After clean-up was complete, the old retaining wall needed to be addressed to prevent future issues. The State of New York, responsible for the property, contracted with industry leader Moretrench to drill 97 holes for a new retaining wall. Moretrench is a nationally renowned geotechnical contractor specializing in design/build solutions to meet the diverse conditions and construction challenges that impact so many of today’s projects.
With other portions of the 150 year old wall at significant risk of collapsing, the Moretrench team got to work. The new retaining wall project called for the installation of 24″ OD x 23″ ID casing adjacent to the previous wall. Once drilled, H-Beams were to be grouted into place to provide the necessary support for the new retaining wall.
The Yonkers site presented many challenges with significant sloping and unstable terrain. The environment required Moretrench to build an earthen bench to provide a safe, flat drilling pad for the work required. A Bauer Track Rig RTG RG 19T was used to complete the bench and drilling was completed with the same rig with 2 Doosan HP 1600CFM/200PSI (1510 l/sec, 13.8 bar) compressors added.
The ground formations at the site were varied, consisting of gravel, boulders, backfill, and rock pads. To conquer this, Moretrench teamed with DTH technology leader, Numa, and distributor Star Iron Works to drill with Numa’s Patriot 180 hammer and T580ND Super Jaws Overburden Bits. “On previous projects, we found Numa’s Super Jaws to be the best method for drilling in loose, unconsolidated ground conditions,” commented Moretrench’s Mike Fattorusso, Project Manager. “And Super Jaws did not disappoint at the site in Yonkers, providing great performance in a difficult environment.” In addition to great products, Numa also provided on-site support with Construction Product Manager Kris St. Onge who provided insightful, technical expertise.
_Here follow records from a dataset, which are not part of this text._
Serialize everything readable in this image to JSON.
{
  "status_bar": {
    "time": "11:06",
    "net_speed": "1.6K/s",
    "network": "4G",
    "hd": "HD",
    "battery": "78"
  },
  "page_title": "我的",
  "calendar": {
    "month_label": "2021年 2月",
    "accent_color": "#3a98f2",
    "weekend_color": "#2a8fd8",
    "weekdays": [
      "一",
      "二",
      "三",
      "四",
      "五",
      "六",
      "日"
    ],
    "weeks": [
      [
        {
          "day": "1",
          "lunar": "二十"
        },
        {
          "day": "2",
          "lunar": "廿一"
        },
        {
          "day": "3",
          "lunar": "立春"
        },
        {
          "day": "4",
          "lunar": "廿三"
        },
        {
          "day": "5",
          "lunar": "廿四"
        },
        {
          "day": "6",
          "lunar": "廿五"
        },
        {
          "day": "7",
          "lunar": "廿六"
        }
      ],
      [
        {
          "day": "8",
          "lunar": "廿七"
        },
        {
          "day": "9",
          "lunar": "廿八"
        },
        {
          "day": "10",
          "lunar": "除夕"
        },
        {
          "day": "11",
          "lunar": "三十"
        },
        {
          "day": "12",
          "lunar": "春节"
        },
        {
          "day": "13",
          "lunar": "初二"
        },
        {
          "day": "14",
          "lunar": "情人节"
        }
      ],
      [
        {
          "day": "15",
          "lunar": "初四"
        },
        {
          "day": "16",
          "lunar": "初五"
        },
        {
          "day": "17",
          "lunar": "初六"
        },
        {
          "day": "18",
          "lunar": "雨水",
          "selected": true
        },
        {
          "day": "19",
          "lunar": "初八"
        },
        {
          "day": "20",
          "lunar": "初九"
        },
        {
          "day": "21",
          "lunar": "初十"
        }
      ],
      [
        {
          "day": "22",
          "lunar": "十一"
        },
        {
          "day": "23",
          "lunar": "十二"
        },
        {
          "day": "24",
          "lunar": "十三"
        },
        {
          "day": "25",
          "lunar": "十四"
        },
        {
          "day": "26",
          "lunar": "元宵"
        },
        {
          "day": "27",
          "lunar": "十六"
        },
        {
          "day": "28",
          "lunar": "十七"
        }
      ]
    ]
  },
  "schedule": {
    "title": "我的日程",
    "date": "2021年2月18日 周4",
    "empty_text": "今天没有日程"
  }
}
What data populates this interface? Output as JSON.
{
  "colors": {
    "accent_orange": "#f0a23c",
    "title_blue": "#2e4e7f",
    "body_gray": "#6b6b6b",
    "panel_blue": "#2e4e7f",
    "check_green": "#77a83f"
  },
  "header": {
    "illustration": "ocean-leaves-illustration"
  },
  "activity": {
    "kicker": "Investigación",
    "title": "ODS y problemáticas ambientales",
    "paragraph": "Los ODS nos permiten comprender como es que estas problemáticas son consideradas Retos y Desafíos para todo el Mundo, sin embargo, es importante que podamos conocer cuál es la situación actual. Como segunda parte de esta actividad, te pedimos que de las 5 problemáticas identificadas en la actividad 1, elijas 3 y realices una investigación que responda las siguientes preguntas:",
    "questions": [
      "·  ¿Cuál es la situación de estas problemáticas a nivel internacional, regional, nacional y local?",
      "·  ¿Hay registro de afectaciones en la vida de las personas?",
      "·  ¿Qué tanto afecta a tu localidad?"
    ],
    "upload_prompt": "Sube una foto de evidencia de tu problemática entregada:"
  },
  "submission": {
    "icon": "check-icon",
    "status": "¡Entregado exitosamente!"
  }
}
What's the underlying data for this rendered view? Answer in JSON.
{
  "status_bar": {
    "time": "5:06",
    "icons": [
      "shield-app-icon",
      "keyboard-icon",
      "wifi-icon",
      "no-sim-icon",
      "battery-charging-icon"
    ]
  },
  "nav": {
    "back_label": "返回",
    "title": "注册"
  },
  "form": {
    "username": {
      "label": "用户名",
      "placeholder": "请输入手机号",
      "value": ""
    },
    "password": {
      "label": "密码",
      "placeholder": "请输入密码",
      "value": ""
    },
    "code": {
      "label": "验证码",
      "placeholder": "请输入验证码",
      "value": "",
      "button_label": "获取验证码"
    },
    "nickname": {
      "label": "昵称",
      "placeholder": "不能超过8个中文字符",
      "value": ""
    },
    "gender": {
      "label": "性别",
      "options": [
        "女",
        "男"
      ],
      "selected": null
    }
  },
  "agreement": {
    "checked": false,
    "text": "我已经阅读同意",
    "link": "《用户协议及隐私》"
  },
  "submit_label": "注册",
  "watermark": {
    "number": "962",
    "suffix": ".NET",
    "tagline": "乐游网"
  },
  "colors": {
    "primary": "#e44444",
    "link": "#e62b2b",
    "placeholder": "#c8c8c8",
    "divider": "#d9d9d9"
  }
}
A total of 59 holes were drilled to a depth of 20 feet (6 m) and another 38 holes were drilled to 30 feet (9 m). Instead of using a multi-step process of drilling, tripping out of the hole, and then casing, the Super Jaws bits allowed for simultaneously drilling and casing in one step. Super Jaws makes this possible due to its unique wing design that retracts back into the guide body for extraction of all tooling while leaving the casing in place. A further challenge with drilling was with the confined site at the base of the previous wall that required a 1/2″ (12.7 mm) tolerance and little room for error. But this was no challenge for Numa’s products with Fattorusso commenting, “The Patriot Hammer and Super Jaws bit drilled flawlessly straight holes allowing us to avoid delays caused by making corrections along the way. We simply were able to drill faster with Numa.”